Mesosoma: Parapsidal furrows weakly developed. Anepisternum and katepisternum divided by a deep mesopleural groove. Anterior and posterior surfaces of propodeum undifferentiated. Propodeal spiracles visibly protruding.
Metasoma: Petiolar node rectangular with rounded corners and straight dorsal face; anterior surface much longer than posterior surface; petiolar node partly fused to gaster. Tergites and sternites smooth and shiny.

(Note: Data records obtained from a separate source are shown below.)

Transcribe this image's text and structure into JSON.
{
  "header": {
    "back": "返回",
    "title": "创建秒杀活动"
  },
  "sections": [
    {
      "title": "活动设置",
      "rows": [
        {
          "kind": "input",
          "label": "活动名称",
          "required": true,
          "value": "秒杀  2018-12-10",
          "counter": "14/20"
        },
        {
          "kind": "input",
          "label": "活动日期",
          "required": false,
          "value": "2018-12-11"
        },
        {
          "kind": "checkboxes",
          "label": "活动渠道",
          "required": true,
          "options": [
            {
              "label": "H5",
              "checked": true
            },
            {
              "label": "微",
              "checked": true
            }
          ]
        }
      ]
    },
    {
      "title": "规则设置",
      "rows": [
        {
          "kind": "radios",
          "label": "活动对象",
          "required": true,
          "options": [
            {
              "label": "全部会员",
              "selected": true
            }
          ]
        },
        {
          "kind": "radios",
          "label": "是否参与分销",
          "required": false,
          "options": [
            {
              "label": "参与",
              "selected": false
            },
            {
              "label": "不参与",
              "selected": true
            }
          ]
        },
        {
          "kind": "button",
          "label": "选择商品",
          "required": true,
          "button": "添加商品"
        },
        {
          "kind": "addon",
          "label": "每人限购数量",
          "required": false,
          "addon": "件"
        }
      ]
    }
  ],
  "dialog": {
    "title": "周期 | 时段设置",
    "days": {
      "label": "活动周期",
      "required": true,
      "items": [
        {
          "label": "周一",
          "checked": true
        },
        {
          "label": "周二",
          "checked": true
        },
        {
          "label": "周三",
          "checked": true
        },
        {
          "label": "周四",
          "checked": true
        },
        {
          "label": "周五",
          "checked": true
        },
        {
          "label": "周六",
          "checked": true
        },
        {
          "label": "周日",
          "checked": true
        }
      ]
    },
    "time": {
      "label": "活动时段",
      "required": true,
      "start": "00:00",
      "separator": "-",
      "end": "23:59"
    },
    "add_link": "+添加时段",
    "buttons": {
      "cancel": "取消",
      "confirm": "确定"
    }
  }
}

Pygostyle thin and long, with distal half curved downwards and squared at the tip, smooth and shiny.
Body dark brown, shiny, slightly punctate in some areas, covered with very sparse decumbent, long white hairs.
Holotype (gyne): FRENCH GUIANA, Sinnamary, 5°22’39’’N 52°57’35’’W, Carton nest in Cecropia sp tree, 24 Jul 2008, (A. Dejean, P-J Male, S. Groc and J. H. C. Delabie) Centro de Pesquisas do Cacau; paratypes: 7 gynes, same locality, California Academy of Sciences,CPDC, Insect Collection, Instituto de Ciencias Naturales, John T. Longino Collection, Los Angeles County Museum of Natural History, Museu de Zoologia da Universidade de Sao Paulo, Royal Belgian Institute of Natural Sciences.
Azteca andreae is named in honor of Andrea Dejean, the third author’s wife, in acknowledgment of her considerable editorial help with myrmecology papers in English.